Problem description: Each entry below is to be copied out exactly and in full.

Records excerpted from a collection:
· · · · · · ·

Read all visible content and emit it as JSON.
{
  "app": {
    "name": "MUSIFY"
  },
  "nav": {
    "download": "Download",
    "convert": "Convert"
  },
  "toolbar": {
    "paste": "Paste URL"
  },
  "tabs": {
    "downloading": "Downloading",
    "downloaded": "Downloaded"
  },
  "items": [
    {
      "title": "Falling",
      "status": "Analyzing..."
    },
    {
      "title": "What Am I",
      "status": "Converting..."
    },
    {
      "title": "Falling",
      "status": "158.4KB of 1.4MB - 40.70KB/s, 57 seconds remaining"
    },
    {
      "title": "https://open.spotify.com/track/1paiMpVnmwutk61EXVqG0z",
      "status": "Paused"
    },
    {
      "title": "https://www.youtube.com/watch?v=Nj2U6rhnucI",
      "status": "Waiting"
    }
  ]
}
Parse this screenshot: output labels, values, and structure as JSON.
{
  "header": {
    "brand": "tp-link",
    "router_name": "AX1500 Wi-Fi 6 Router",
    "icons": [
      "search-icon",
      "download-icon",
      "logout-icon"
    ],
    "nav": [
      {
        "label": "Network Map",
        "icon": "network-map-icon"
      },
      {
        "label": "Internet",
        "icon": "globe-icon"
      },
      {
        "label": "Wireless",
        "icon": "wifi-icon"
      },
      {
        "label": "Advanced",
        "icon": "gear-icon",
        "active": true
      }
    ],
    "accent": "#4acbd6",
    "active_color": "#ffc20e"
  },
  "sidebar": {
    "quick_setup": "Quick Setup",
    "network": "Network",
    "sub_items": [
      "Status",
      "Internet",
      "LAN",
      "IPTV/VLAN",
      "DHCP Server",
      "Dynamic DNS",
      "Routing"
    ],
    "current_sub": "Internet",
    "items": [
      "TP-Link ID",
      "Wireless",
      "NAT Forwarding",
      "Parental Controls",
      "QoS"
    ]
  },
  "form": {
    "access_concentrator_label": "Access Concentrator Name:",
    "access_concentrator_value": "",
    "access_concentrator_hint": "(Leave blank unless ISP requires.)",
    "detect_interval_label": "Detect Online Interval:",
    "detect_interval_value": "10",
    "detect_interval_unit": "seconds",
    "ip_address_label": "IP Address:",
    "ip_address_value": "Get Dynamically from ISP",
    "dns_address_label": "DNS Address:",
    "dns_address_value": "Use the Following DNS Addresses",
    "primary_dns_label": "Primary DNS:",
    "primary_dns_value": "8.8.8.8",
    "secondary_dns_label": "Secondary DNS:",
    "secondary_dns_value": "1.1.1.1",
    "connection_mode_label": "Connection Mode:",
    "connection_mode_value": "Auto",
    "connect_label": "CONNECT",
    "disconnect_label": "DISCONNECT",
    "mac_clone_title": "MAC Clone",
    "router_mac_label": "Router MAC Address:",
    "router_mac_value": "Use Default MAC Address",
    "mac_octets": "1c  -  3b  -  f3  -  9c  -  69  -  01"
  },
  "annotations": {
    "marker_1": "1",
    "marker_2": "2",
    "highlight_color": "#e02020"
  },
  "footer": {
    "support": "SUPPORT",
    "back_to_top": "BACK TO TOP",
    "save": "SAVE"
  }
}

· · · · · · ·

Output of the task:
Read all visible content and emit it as JSON.
{
  "app": {
    "name": "MUSIFY"
  },
  "nav": {
    "download": "Download",
    "convert": "Convert"
  },
  "toolbar": {
    "paste": "Paste URL"
  },
  "tabs": {
    "downloading": "Downloading",
    "downloaded": "Downloaded"
  },
  "items": [
    {
      "title": "Falling",
      "status": "Analyzing..."
    },
    {
      "title": "What Am I",
      "status": "Converting..."
    },
    {
      "title": "Falling",
      "status": "158.4KB of 1.4MB - 40.70KB/s, 57 seconds remaining"
    },
    {
      "title": "https://open.spotify.com/track/1paiMpVnmwutk61EXVqG0z",
      "status": "Paused"
    },
    {
      "title": "https://www.youtube.com/watch?v=Nj2U6rhnucI",
      "status": "Waiting"
    }
  ]
}
Parse this screenshot: output labels, values, and structure as JSON.
{
  "header": {
    "brand": "tp-link",
    "router_name": "AX1500 Wi-Fi 6 Router",
    "icons": [
      "search-icon",
      "download-icon",
      "logout-icon"
    ],
    "nav": [
      {
        "label": "Network Map",
        "icon": "network-map-icon"
      },
      {
        "label": "Internet",
        "icon": "globe-icon"
      },
      {
        "label": "Wireless",
        "icon": "wifi-icon"
      },
      {
        "label": "Advanced",
        "icon": "gear-icon",
        "active": true
      }
    ],
    "accent": "#4acbd6",
    "active_color": "#ffc20e"
  },
  "sidebar": {
    "quick_setup": "Quick Setup",
    "network": "Network",
    "sub_items": [
      "Status",
      "Internet",
      "LAN",
      "IPTV/VLAN",
      "DHCP Server",
      "Dynamic DNS",
      "Routing"
    ],
    "current_sub": "Internet",
    "items": [
      "TP-Link ID",
      "Wireless",
      "NAT Forwarding",
      "Parental Controls",
      "QoS"
    ]
  },
  "form": {
    "access_concentrator_label": "Access Concentrator Name:",
    "access_concentrator_value": "",
    "access_concentrator_hint": "(Leave blank unless ISP requires.)",
    "detect_interval_label": "Detect Online Interval:",
    "detect_interval_value": "10",
    "detect_interval_unit": "seconds",
    "ip_address_label": "IP Address:",
    "ip_address_value": "Get Dynamically from ISP",
    "dns_address_label": "DNS Address:",
    "dns_address_value": "Use the Following DNS Addresses",
    "primary_dns_label": "Primary DNS:",
    "primary_dns_value": "8.8.8.8",
    "secondary_dns_label": "Secondary DNS:",
    "secondary_dns_value": "1.1.1.1",
    "connection_mode_label": "Connection Mode:",
    "connection_mode_value": "Auto",
    "connect_label": "CONNECT",
    "disconnect_label": "DISCONNECT",
    "mac_clone_title": "MAC Clone",
    "router_mac_label": "Router MAC Address:",
    "router_mac_value": "Use Default MAC Address",
    "mac_octets": "1c  -  3b  -  f3  -  9c  -  69  -  01"
  },
  "annotations": {
    "marker_1": "1",
    "marker_2": "2",
    "highlight_color": "#e02020"
  },
  "footer": {
    "support": "SUPPORT",
    "back_to_top": "BACK TO TOP",
    "save": "SAVE"
  }
}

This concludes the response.